The Age of Our Stories

Storytelling is like the city of London, or Terry Pratchett’s mythical city of Ankh-Mopork. The newest stories we have are built upon untold layers of other stories, piling one on top of each other into the distant past.

C:UsersAMELIA~1AppDataLocalTempmsoD7F1.tmp

It was this realization that first made me interested in learning about the Bible. I was taking a class on the Romantic poets, and started to realize that all of them leaned heavily on the weight and beauty lent by earlier works. A poem would be pretty by itself, but start to become profound when you learned that one line referred to this medieval epic, and the other made allusion to some ancient myth.

For many of those romantics, the Bible was the ultimate source of inspiration.

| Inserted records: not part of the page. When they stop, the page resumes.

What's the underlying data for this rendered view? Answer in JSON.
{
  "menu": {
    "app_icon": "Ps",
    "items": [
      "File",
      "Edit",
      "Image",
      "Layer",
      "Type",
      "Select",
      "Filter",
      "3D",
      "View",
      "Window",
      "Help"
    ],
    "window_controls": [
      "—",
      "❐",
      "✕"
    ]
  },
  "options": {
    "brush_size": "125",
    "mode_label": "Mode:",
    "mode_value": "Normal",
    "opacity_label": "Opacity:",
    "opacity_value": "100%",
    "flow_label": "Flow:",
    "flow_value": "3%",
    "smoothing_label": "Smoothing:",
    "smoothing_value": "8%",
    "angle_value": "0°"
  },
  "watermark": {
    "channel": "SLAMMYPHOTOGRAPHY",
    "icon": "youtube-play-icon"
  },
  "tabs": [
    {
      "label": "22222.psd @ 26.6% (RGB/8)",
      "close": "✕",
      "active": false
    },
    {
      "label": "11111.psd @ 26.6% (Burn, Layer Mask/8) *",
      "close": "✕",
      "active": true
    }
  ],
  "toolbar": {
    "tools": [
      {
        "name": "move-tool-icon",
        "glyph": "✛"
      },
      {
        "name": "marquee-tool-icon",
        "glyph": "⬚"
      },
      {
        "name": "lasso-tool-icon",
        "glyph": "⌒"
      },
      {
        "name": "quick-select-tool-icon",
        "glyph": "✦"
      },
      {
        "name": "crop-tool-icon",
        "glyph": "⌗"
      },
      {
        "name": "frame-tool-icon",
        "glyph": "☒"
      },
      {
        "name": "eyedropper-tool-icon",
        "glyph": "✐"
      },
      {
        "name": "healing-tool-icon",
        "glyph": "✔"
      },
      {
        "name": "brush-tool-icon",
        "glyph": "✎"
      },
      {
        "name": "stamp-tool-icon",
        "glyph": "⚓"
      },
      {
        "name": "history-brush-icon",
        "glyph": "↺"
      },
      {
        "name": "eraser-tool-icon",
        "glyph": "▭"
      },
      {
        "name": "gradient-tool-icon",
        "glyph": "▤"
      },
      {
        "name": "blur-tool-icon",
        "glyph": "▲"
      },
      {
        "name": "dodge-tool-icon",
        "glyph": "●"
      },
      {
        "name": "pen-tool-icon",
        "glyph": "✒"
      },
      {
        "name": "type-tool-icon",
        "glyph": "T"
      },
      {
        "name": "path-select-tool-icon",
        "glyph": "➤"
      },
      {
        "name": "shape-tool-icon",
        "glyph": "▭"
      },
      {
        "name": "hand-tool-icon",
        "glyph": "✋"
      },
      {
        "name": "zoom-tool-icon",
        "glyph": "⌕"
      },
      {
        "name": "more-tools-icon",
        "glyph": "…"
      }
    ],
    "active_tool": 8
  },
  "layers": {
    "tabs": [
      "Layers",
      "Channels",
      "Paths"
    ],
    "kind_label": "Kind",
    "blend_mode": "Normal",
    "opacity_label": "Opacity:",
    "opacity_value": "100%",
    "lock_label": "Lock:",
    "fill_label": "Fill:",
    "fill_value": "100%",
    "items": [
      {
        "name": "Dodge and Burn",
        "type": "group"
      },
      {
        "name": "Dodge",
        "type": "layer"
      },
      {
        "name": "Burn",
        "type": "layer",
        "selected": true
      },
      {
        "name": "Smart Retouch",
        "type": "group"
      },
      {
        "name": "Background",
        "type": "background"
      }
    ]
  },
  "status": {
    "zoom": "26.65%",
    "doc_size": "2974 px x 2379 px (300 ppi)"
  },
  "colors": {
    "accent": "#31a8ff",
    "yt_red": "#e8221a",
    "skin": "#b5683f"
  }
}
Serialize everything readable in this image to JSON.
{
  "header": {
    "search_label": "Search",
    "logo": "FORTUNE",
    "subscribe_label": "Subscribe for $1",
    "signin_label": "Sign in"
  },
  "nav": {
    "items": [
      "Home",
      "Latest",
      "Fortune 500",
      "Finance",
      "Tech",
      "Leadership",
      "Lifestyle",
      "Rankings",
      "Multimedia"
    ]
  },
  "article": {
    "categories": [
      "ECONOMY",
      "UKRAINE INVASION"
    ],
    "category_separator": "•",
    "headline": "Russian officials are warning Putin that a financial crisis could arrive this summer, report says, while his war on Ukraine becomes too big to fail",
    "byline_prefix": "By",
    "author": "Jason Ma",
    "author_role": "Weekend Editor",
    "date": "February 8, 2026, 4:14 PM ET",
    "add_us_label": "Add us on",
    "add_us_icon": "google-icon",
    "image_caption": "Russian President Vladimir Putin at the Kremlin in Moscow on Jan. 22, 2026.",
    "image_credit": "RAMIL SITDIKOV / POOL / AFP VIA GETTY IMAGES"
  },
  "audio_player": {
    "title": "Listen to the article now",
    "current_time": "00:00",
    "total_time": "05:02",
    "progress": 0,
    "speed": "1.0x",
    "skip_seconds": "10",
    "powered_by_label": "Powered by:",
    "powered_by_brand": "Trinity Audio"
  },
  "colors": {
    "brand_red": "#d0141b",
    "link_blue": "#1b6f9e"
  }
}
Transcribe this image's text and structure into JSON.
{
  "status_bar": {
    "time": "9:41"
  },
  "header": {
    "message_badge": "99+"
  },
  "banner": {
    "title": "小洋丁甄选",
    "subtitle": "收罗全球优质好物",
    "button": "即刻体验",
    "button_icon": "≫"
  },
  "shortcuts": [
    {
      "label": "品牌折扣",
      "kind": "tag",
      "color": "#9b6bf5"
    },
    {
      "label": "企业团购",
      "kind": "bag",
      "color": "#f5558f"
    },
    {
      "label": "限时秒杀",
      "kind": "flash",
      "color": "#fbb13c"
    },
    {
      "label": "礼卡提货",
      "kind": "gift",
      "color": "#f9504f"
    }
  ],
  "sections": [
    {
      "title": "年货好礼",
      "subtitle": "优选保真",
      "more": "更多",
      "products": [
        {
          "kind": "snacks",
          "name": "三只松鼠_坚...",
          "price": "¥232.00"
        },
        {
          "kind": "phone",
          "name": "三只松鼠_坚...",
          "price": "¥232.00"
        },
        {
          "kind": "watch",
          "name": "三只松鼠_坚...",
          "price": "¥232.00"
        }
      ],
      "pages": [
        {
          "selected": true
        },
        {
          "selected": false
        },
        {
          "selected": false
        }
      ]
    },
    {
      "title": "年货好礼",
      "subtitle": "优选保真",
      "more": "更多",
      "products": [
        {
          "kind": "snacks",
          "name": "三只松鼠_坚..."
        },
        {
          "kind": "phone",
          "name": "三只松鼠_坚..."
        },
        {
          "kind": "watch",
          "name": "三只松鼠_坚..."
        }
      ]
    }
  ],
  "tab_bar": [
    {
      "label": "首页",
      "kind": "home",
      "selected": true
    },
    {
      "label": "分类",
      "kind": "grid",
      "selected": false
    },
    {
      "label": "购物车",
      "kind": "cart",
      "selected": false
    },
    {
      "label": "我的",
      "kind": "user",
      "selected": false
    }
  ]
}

The richness of ancient storytelling gave a power to their poetry that they could not conjure on their own, and so they would sprinkle in Biblical verses, references to Biblical tales, and wording borrowed directly from the book itself. I started to learn the Bible in order to try to catch all of these references on my own–both in the works of the romantics, but also in literature in general and modern culture at large.

It turns out, I needed to cast a wider net. In a study published in 2016, but newly making the rounds this week, researchers Sara Graca da Silva and Jamshid J. Tehrani found that the origins of fairy tales go back much farther than originally assumed. Using research methods originally pioneered for biological studies, the team discovered that familiar fairytales in various forms could be traced back to ancient roots, rather than originating in medieval times as previously thought. Many of these tales, it is reasonable to think, could have co-existed with the stories from the Bible.

Would ancient people have recognized the divide we place between fairy tales and sacred stories, or was it all co-mingled? Can we find fairy tale themes in Biblical stories?Why were the stories in the Bible canonized and others with just as much history were not? I’m hoping to delve into those questions in future posts, as I read more about this extremely interesting idea, but if you know some of the answers please get in touch!

 

 

 

 

Advertisements